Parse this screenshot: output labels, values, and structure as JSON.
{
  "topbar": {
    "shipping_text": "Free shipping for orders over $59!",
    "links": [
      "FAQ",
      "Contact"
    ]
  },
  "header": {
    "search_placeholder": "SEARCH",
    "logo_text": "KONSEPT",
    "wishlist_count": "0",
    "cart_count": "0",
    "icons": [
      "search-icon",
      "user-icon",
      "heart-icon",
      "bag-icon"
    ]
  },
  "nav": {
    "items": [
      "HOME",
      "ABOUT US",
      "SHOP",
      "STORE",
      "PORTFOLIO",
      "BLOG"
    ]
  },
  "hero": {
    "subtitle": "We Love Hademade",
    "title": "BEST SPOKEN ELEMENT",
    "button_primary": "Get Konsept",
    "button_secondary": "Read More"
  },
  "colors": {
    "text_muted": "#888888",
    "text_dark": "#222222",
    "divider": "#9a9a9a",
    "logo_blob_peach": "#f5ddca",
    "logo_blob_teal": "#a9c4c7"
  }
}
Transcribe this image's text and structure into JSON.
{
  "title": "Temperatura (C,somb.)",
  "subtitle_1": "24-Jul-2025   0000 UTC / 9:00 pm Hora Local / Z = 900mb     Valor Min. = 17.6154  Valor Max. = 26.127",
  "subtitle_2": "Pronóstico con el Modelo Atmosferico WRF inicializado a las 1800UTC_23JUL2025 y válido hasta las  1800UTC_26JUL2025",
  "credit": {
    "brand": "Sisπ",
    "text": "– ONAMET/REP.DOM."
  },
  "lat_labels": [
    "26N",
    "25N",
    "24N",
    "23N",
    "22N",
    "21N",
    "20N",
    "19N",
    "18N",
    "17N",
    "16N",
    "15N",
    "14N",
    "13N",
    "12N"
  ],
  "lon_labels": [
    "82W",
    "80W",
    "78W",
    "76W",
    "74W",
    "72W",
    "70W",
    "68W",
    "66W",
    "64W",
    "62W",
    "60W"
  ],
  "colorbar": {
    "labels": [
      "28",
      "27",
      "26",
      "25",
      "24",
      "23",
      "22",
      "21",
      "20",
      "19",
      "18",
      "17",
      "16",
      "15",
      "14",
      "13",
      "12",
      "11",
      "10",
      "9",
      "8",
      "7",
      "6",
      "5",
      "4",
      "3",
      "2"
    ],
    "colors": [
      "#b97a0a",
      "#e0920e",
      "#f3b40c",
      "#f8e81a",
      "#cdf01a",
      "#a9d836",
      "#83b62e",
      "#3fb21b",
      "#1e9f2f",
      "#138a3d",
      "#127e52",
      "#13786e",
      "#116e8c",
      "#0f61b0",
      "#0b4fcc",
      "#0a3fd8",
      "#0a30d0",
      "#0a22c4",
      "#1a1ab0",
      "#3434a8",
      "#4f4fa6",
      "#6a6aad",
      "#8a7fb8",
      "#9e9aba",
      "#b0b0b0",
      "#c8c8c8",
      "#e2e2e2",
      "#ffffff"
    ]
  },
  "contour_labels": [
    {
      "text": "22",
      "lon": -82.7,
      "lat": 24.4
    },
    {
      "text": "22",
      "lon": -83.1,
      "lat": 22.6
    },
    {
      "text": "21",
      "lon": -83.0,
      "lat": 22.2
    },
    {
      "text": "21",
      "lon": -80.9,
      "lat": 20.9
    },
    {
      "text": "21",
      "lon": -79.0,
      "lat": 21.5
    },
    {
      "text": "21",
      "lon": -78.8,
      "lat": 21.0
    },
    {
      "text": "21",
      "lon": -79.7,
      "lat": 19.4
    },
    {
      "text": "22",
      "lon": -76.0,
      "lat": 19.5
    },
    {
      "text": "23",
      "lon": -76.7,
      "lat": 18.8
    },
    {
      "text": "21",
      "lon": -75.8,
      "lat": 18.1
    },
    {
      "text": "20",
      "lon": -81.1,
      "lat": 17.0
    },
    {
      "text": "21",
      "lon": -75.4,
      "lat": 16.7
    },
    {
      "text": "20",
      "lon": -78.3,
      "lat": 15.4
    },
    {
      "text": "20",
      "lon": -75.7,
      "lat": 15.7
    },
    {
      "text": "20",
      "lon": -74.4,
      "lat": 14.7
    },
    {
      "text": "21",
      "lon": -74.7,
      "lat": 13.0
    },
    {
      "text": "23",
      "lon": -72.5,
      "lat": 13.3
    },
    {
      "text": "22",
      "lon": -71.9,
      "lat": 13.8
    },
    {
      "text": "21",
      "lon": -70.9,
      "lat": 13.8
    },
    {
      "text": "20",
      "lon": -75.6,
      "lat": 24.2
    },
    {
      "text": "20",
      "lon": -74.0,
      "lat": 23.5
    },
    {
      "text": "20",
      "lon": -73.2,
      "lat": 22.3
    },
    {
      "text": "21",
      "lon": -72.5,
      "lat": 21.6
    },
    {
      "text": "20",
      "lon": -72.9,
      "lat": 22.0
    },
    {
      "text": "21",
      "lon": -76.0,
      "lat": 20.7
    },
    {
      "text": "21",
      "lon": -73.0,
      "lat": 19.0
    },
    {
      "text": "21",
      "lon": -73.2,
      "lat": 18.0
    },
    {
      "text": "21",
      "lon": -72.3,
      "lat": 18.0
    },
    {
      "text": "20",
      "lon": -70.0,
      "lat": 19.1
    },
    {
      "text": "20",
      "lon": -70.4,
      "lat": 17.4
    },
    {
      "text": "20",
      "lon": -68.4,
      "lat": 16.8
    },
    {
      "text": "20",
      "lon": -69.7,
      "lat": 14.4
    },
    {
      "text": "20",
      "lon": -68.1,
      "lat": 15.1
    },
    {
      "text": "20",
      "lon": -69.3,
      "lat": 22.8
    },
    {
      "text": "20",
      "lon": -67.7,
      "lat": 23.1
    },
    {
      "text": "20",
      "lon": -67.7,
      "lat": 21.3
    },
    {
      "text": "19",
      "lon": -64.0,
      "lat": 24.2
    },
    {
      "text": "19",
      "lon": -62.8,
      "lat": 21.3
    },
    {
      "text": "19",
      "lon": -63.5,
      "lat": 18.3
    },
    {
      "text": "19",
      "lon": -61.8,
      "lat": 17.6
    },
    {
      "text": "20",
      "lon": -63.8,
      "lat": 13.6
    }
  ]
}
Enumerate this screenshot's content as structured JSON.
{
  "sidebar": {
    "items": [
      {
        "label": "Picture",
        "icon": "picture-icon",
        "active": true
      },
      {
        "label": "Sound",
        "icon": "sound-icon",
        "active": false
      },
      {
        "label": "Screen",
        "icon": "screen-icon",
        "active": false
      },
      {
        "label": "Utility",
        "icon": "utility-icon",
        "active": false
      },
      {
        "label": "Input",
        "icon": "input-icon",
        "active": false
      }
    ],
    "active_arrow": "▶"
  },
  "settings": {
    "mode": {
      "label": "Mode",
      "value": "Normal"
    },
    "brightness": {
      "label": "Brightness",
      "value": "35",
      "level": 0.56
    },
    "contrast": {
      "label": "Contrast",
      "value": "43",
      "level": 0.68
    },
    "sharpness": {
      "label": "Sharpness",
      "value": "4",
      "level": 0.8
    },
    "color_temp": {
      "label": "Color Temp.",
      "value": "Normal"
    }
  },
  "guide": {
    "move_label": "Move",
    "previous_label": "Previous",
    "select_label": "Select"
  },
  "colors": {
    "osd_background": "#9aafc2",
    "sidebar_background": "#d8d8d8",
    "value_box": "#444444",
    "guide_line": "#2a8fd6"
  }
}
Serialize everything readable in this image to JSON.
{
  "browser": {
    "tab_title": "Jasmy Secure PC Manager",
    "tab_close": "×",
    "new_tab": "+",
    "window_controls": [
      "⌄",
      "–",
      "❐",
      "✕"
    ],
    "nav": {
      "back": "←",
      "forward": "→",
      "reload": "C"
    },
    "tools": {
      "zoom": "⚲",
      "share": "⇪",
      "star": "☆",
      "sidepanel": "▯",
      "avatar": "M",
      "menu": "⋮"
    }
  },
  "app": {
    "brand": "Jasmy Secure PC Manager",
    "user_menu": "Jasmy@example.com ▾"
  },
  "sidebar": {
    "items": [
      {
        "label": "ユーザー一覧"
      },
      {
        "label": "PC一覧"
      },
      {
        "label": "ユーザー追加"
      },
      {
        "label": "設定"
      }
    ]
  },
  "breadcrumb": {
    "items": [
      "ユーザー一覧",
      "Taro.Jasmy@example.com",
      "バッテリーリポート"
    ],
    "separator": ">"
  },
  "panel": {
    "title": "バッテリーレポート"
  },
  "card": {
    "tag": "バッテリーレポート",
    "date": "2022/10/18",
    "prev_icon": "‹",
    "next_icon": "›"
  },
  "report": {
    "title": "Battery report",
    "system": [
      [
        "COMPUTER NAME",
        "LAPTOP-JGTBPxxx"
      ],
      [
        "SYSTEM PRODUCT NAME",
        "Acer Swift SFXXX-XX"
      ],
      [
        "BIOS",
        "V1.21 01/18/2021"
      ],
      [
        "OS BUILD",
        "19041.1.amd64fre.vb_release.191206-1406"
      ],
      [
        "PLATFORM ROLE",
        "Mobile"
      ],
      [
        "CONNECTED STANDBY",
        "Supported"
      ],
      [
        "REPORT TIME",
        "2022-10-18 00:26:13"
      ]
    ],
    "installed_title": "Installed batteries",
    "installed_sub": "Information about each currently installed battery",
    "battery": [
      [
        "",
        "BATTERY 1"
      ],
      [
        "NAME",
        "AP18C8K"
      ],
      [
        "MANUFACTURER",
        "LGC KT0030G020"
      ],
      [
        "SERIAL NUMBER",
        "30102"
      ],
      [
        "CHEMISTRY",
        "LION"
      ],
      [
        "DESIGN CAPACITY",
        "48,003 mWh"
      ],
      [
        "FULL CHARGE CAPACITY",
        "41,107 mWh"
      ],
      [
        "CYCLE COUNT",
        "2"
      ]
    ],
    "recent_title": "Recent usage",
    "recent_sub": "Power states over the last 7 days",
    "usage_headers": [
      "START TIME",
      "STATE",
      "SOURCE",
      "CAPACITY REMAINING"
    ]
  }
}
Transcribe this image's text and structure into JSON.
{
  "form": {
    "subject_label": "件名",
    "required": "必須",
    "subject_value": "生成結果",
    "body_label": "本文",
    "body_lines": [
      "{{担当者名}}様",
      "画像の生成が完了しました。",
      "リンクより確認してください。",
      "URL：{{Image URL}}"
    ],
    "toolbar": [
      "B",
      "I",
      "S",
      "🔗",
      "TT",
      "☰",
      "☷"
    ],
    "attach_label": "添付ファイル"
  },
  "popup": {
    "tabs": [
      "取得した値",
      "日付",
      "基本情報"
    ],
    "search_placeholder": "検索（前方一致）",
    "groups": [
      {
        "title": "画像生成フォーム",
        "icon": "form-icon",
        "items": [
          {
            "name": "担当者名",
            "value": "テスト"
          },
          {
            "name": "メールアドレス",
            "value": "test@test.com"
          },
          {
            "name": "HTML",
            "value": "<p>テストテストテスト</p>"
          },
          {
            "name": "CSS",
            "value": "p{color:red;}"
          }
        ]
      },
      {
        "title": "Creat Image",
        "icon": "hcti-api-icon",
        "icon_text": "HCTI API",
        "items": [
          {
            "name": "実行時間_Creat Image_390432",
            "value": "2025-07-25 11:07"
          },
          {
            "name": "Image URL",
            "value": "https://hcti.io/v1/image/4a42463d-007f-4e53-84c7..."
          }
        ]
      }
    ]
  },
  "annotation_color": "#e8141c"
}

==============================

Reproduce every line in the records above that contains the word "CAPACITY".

        "DESIGN CAPACITY",
        "FULL CHARGE CAPACITY",
      "CAPACITY REMAINING"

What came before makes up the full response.